Away the lads.

(Ia/limro play The Burrow/um]. Glasgow on So! 3/ .

Fitting tribute

A new work by the distinguished composer Thomas Wilson is always a major occasion, and that is certainly true of the Violin Concerto which he has written for the National Youth Orchestra of Scotland. The commission, which was funded with the help of BP, will form the centrepiece of ifYOS’s summer concert programme on both sides of the border, and will have its world premiere at the Aberdeen International Youth Festival (6 Aug) before moving on to Pitlochry (8 Aug) and Glasgow (11 Aug), and then to Birmingham and london.

The composer explained that the idea for a Violin Concerto was one which he and the late Bryden Thomson had discussed at length, even to the point of agreeing on a soloist, the Austrian violinist Ernst Kovacic. Other commitments prevented any progress being made before Thomson’s untimely death, however, but the subsequent commission from ffYOS re- opened the possibility of writing it, and agreement on that format was duly reached.

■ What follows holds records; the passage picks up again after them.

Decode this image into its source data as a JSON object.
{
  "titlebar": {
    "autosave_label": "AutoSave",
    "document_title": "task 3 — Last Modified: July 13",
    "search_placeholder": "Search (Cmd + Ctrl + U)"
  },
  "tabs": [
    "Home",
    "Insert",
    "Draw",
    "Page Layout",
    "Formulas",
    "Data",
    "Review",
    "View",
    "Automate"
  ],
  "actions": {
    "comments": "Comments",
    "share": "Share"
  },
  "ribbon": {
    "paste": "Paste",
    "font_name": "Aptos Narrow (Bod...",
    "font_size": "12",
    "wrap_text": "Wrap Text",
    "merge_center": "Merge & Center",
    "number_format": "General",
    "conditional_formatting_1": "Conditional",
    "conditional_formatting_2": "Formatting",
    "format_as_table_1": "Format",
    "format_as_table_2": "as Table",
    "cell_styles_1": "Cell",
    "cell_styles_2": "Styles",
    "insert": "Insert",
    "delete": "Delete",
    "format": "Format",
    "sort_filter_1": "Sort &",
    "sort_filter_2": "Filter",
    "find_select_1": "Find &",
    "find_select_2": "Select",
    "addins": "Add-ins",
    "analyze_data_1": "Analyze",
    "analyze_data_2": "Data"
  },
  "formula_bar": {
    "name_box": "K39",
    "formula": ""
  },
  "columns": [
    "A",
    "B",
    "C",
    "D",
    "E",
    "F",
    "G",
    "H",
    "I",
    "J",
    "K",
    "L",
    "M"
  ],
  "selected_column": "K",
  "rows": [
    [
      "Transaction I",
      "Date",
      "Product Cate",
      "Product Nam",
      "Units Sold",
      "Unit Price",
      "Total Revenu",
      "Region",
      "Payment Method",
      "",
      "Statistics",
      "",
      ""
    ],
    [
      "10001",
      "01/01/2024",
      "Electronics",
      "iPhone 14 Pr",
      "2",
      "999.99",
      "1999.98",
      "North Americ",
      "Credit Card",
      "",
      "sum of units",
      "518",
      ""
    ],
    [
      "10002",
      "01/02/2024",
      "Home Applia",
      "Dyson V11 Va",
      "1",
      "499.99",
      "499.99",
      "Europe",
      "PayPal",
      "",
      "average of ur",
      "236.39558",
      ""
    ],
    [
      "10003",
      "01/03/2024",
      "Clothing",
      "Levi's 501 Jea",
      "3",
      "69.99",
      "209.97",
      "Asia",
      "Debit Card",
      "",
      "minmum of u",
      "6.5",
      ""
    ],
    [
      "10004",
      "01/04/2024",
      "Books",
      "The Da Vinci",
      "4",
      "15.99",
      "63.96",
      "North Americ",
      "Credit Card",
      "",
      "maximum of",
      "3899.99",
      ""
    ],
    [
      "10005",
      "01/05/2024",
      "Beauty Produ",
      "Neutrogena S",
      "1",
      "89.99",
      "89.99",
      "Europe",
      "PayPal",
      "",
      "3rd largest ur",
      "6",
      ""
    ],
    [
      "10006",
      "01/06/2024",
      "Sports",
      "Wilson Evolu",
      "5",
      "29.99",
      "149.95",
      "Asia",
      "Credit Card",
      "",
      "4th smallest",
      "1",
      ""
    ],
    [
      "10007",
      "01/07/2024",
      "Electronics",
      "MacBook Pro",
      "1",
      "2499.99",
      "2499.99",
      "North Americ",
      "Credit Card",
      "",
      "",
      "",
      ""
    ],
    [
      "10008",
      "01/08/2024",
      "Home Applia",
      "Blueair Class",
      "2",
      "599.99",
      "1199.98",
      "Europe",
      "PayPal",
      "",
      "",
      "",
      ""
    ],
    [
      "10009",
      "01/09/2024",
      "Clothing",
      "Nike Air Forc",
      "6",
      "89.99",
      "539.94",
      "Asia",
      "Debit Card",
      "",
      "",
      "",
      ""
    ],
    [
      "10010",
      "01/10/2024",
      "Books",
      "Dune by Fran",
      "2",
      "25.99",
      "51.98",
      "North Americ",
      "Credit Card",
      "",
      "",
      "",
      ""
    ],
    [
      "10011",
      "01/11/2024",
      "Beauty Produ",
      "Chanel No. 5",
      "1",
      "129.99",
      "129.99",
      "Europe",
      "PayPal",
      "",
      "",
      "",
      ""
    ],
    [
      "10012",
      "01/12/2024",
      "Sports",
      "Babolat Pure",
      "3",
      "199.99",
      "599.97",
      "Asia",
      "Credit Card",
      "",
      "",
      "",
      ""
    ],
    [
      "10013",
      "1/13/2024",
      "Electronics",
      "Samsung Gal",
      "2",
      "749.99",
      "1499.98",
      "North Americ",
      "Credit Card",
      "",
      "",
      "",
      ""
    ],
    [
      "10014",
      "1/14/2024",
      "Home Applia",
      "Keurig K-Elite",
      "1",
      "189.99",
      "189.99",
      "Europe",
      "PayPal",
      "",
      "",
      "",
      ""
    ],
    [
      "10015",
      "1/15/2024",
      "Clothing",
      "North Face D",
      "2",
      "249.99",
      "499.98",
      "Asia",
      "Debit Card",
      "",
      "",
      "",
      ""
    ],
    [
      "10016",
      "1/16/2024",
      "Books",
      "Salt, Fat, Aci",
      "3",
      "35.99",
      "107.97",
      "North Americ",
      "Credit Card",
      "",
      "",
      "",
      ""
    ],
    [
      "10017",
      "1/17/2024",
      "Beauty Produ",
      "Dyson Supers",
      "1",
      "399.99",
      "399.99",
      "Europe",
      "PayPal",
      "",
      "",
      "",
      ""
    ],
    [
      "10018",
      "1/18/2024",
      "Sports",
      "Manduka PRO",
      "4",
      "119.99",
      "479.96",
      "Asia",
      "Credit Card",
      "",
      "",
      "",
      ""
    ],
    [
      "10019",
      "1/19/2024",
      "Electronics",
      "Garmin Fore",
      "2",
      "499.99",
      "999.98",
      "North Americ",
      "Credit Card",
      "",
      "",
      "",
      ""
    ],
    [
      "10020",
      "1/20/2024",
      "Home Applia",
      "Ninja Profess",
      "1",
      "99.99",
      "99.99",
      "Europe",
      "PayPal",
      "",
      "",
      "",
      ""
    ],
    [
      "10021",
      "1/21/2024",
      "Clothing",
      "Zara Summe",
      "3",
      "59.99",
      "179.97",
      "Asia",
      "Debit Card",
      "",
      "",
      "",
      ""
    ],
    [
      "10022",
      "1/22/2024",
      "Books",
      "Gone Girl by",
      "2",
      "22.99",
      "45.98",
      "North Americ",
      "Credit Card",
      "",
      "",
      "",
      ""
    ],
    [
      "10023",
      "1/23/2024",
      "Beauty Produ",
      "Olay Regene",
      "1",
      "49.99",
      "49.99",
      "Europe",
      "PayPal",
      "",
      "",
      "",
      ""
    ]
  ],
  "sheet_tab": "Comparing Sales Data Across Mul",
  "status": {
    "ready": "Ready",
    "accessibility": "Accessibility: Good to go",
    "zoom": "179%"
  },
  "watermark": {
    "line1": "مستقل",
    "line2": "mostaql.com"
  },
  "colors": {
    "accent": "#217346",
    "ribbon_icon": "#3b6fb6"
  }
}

‘The concerto is to some extent a memorial to Jack Thomson, but it should not be seen as any kind of biographical piece. It does, though, attempt to incorporate some of his characteristics, both as a musician and as a personality, like the great clarity which he brought to


conducting, and his impish humour, things of that sort. I have also made use of letters from his name to form a motif within the work, which is written in a single continuous movement.’

It is the third concerto for solo instrument and orchestra which Wilson has written, following his Piano Concerto (1984), and the more recent Viola Concerto (1987). lie is delighted that the work will after all be played by Kovacic, but it will not now be conducted by James loughran, who has broken his ankle and is currently in plaster. Instead, Christopher Seaman, another old friend of the composer, will be on the podium. (Kenny Mathieson) ifYOS play Thomas Wilson’s Violin Concerto at the Glasgow Royal Concert Hall on Wed 11.

Mufti-media circus

(f; :i, .5. «a; 7. l If all that multi-media happenings mean to you is impenetrable gobbledygook from 605 casualties, think again. The venue la Belle Angele in Edinburgh’s Cowgate is hosting an event, ‘Artistic Upstarts’, which intends to show just how fertile the Scottish arts scene is, particularly in the fields of music and dance.

There are nineteen acts scheduled to appear, all professionals, all in bite- sized chunks throughout the evening, with new video work displayed and certain acts, like Macumba, promenading around the venue.

All the musical acts reflect the organisers’ interest in fresh sounds and adventurous fusions: Macumba’s Latin base has recently been augmented by bagpipes; The Simon Toumire Trio features up-and-coming Scottish guitarist Kevin Mackenzie

alongside accordion in a folk/jazz crossover; iazz percussionist Tom Bancroft will be playing a piece specially written for dance accompaniment.

‘All of them are interested in getting into other art forms as well,’ says co- organiser Anita Govan, ‘and the dance companies involved have a strong musical content.’

They also stipulated that none of the material performed should be more than a year old, for an up-to-the- minute feel.

The whole event is in keeping with the eclectic spirit of La Belle Angelo, which aspires to be a lot more than just a music venue. And ‘Artistic Upstarts’, to its organisers, is much more than just a showcase. i

‘We want it to be a space to network acts,’ says Kresanna Aigner, ‘to let musicians meet dancers and actors, and so on. Also, stage managers, technicians and designers are all equally being promoted. We want to access new audiences as well.’ ;

Anita Govan takes up her point: ‘The fact that it’s all bits and pieces might give people an introduction to something they might not have wanted I to sit through an hour-and-a-half of.’ .

And not a hippie in sight. (Alastair , Mabbott) Artistic Upstarts takes place at La Belle Angela, Edinburgh on Thurs 12.

NB: it begins at 7pm, not 7am as I announced on some flyers. i

_-..._ ._l

The List 30 July—l2 August [993-27